Hollywood began fighting back. Ronald Reagan, who at the time was a snitch for Tinseltown’s hated blacklisters, chaired a committee that smeared Confidential staff. Postmaster General Arthur Summerfield
at one point banned mail delivery of the magazine. In 1957 the Kraft Commission put Robert Harrison on trial for conspiracy to publish criminal libel. The trial ended in a plea deal, but not before Hollywood stars realized their greatest ally was the legal system. Lawsuits kept Confidential in litigation from that point forward, and Harrison finally sold out in 1958.
The new owners managed to keep Confidential going, but mindful of lawsuits the magazine had lost under Harrison in 1956 and 1957, operated more cautiously. Soon, readers began to suspect the tabloid was no longer living up to its stated credo: “Telling the facts and naming the names”. Confidential stopped flying off newsstands. Sales dipped to a third what they had been at their zenith. A 1970s shift in editorial focus toward hippie counterculture did little to reverse fortunes, and Confidential finally folded in 1978.
Though defunct, its twenty-two year run was a success by almost any standard. Confidential outlasted a dozen competitors, and its influence extends into today’s newsstand tabloids, Hollywood-oriented television shows, celeb blogs, and even popular fiction. Author James Ellroy’s award-winning pulp thrillers frequently reference Hush Hush, a Confidential copycat.

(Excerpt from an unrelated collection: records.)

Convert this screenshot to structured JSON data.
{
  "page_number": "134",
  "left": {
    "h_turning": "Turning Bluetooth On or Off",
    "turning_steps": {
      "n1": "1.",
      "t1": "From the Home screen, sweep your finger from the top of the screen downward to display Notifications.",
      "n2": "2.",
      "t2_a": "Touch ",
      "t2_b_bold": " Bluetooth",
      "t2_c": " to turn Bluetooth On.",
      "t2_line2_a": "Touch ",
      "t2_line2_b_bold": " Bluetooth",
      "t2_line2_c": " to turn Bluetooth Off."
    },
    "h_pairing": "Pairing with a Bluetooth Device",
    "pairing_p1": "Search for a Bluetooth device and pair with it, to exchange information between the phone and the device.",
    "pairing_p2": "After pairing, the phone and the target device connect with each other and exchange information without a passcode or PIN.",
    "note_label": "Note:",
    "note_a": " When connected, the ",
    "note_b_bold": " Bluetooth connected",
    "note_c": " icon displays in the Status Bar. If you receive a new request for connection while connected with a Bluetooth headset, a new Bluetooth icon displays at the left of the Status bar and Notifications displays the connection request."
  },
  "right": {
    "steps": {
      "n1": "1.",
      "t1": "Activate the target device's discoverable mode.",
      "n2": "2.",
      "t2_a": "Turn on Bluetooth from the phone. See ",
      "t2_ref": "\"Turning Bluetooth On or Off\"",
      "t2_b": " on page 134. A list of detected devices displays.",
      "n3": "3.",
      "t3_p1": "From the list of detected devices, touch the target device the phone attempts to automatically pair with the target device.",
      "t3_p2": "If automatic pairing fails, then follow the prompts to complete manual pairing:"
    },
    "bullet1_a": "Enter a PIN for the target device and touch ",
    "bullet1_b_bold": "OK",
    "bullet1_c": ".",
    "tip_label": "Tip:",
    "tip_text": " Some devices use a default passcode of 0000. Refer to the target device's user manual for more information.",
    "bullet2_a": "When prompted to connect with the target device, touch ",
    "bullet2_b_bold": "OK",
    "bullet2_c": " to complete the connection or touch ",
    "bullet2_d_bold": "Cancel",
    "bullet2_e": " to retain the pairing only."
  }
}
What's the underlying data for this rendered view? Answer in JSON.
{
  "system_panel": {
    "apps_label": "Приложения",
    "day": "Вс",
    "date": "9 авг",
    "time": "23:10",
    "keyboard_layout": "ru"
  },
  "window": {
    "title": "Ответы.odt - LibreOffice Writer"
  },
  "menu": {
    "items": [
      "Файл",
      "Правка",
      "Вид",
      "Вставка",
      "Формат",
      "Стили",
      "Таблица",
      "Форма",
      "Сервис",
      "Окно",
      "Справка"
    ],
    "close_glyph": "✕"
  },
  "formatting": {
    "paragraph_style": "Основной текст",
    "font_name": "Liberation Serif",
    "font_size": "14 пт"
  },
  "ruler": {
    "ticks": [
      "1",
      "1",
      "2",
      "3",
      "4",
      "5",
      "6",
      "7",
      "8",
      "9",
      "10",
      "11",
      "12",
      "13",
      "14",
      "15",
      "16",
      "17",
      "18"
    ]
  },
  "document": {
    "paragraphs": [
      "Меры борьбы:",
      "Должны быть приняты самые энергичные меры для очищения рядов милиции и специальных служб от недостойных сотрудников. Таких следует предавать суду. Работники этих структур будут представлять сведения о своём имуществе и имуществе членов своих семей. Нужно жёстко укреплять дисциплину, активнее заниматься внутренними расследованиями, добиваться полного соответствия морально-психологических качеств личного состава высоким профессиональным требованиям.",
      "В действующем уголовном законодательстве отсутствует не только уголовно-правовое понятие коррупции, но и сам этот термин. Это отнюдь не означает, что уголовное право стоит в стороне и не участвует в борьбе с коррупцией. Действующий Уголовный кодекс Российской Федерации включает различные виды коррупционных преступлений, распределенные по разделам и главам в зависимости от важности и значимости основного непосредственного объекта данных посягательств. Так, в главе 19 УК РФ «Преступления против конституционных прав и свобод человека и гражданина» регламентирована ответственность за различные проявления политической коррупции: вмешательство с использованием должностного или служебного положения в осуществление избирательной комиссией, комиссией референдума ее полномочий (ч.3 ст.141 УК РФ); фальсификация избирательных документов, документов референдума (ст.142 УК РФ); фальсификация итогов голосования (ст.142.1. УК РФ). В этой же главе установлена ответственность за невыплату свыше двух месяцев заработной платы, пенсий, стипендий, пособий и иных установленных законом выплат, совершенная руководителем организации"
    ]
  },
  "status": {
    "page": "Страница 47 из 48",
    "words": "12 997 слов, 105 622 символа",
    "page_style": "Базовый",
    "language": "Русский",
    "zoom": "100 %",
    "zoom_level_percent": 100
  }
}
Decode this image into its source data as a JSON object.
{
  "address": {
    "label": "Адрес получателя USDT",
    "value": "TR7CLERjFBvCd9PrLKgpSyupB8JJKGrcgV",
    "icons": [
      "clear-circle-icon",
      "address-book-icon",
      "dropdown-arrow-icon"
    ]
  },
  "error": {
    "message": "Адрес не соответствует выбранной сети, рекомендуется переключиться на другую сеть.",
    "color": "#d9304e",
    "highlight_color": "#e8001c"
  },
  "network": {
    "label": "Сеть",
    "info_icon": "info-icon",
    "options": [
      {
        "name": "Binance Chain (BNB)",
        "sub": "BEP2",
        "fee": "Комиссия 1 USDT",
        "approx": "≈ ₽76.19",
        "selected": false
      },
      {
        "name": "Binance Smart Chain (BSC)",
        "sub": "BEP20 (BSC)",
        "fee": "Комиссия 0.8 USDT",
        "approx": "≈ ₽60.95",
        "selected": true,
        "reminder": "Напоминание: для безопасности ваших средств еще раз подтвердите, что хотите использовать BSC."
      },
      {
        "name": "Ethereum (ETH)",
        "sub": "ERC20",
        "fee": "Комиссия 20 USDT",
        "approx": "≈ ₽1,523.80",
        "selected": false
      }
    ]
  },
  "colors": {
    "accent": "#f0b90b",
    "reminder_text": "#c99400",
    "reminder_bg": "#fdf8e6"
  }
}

And Pultizer Prize winning columnist Stephen Hunter wrote a bestselling thriller about the Mafia’s presence in Hot Springs, Arkansas during the 1950s, a subject Confidential covered in its very first issue.